R&B singer Jesse Braham, whose stage name is Jesse Graham, has some bad blood against Swift. He filed a $42m lawsuit alleging that this song's chorus lifts words from his 2013 track "Haters Gone Hate." In addition to the financial compensation, Braham also demanded his name be added to the "Shake It Off" credits.
The dispute is focused around the chorus of Swift's song: "Cause the players gonna play, play, play, play, play. And the haters gonna hate, hate, hate, hate, hate." Graham claimed the hook is too similar to "Haters Gone Hate" which contains the phrase "Haters gonna hate, players gonna play."
Judge Gail Standish dismissed the lawsuit in Swift-style, saying in his closing statement: "At present, the Court is not saying that Braham can never, ever, ever get his case back in court. But, for now, we have got problems, and the Court is not sure Braham can solve them."
A couple of songwriters accused Taylor Swift of copyright infringement over the lyrics from this song. Sean Hall and Nathan Butler, who have previously worked with big names such as Justin Bieber, Pink and Maroon 5, said "Shake It Off" rips off their song "Playas Gon' Play," which was recorded by the popular American girl group 3LW and reached #81 on the Billboard Hot 100 in 2001.

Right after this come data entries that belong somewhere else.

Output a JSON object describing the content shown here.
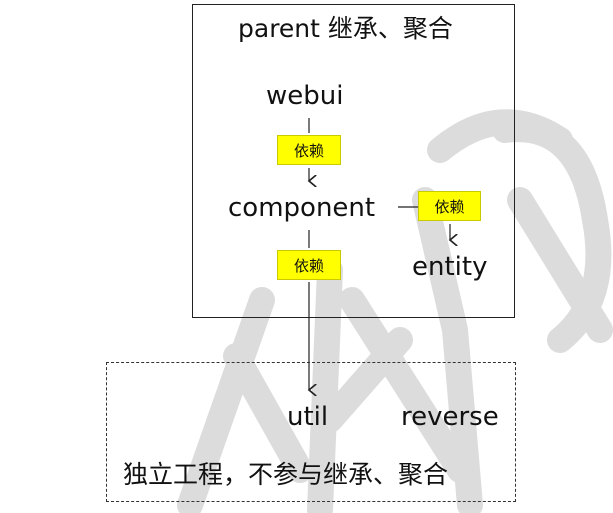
{
  "parent_group": {
    "title": "parent 继承、聚合"
  },
  "modules": {
    "webui": "webui",
    "component": "component",
    "entity": "entity",
    "util": "util",
    "reverse": "reverse"
  },
  "dependency_label": "依赖",
  "independent_group": {
    "caption": "独立工程，不参与继承、聚合"
  },
  "colors": {
    "dependency_highlight": "#ffff00",
    "border": "#222222",
    "watermark": "#d9d9d9"
  }
}
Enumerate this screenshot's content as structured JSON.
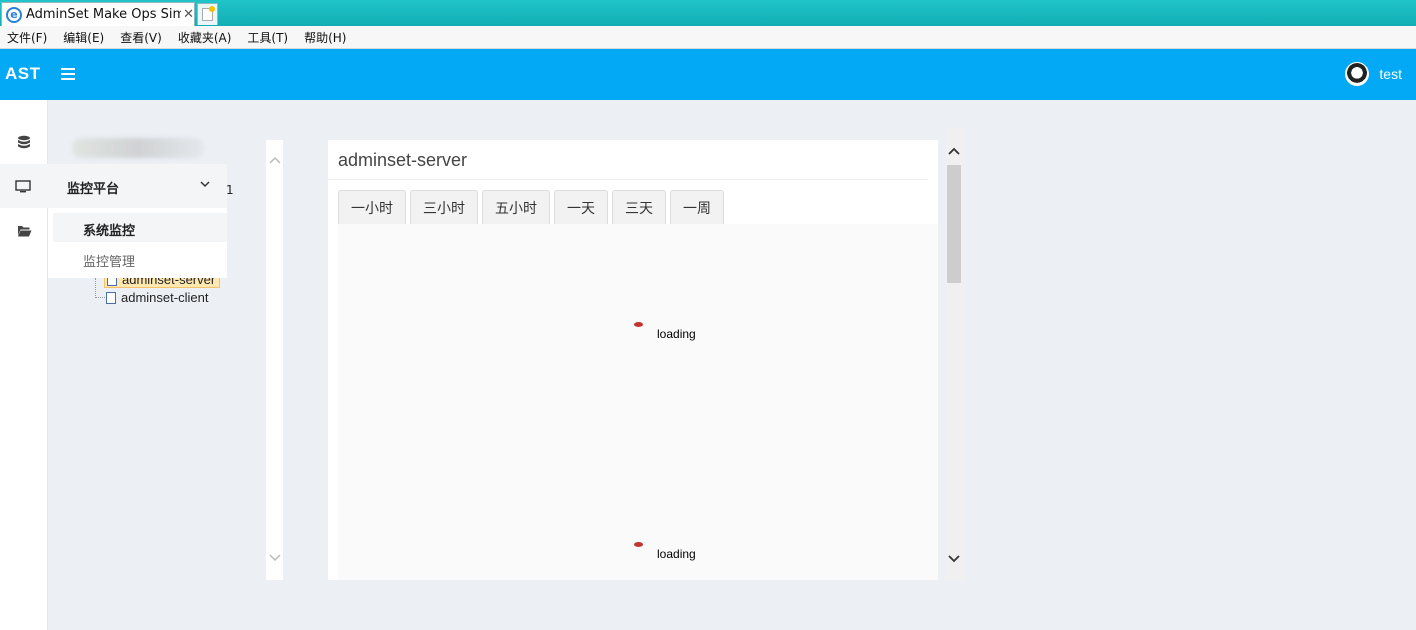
{
  "browser": {
    "tab_title": "AdminSet Make Ops Sim...",
    "tab_close": "✕",
    "menu": [
      "文件(F)",
      "编辑(E)",
      "查看(V)",
      "收藏夹(A)",
      "工具(T)",
      "帮助(H)"
    ]
  },
  "header": {
    "logo": "AST",
    "username": "test"
  },
  "sidebar": {
    "icons": [
      "database-icon",
      "monitor-icon",
      "folder-open-icon"
    ],
    "active_menu": "监控平台",
    "submenu": [
      "系统监控",
      "监控管理"
    ]
  },
  "tree": {
    "partial_text": "1",
    "nodes": [
      "adminset-server",
      "adminset-client"
    ],
    "selected": "adminset-server"
  },
  "main": {
    "title": "adminset-server",
    "time_buttons": [
      "一小时",
      "三小时",
      "五小时",
      "一天",
      "三天",
      "一周"
    ],
    "charts": [
      {
        "status": "loading"
      },
      {
        "status": "loading"
      }
    ]
  },
  "colors": {
    "header_bg": "#03a9f4",
    "loader_dot": "#c23531"
  }
}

The lyrics to "Playas Gon' Play" include:
Playas, they gonna play. And haters, they gonna hate Ballers, they gonna ball Shot callers, they gonna call
The lyrics of "Shake it Off" include:
Cause the players gonna play, play, play, play, play And the haters gonna hate, hate, hate, hate, hate Baby, I'm just gonna shake, shake, shake, shake, shake I shake it off, I shake it off
Taylor Swift's legal team moved to dismiss the copyright lawsuit, arguing in a motion dated January 3, 2018 that the phrase should be in the public domain. "There can be no copyright protection in 'playas, they gonna play and haters, they gonna hate,' because it would impermissibly monopolize the idea that players will play and haters will hate," they wrote.
Taylor Swift shook off the lawsuit six weeks later. On February 13, 2018, U.S. District Judge Michael Fitzgerald ruled that the phrase was too commonplace at the time to be a copy-protected original creative part of the song.
"The lynchpin of this entire case is thus whether or not the lyrics 'Playas, they gonna play. And haters, they gonna hate' are eligible for protection under the Copyright Act," he wrote in his ruling. "By 2001, American popular culture was heavily steeped in the concepts of players, haters, and player haters to render the phrases 'playas… gonna play' or 'haters… gonna hate', standing on their own, no more creative than 'runners gonna run', 'drummers gonna drum', or 'swimmers gonna swim.' The concept of actors acting in accordance with their essential nature is not at all creative; it is banal."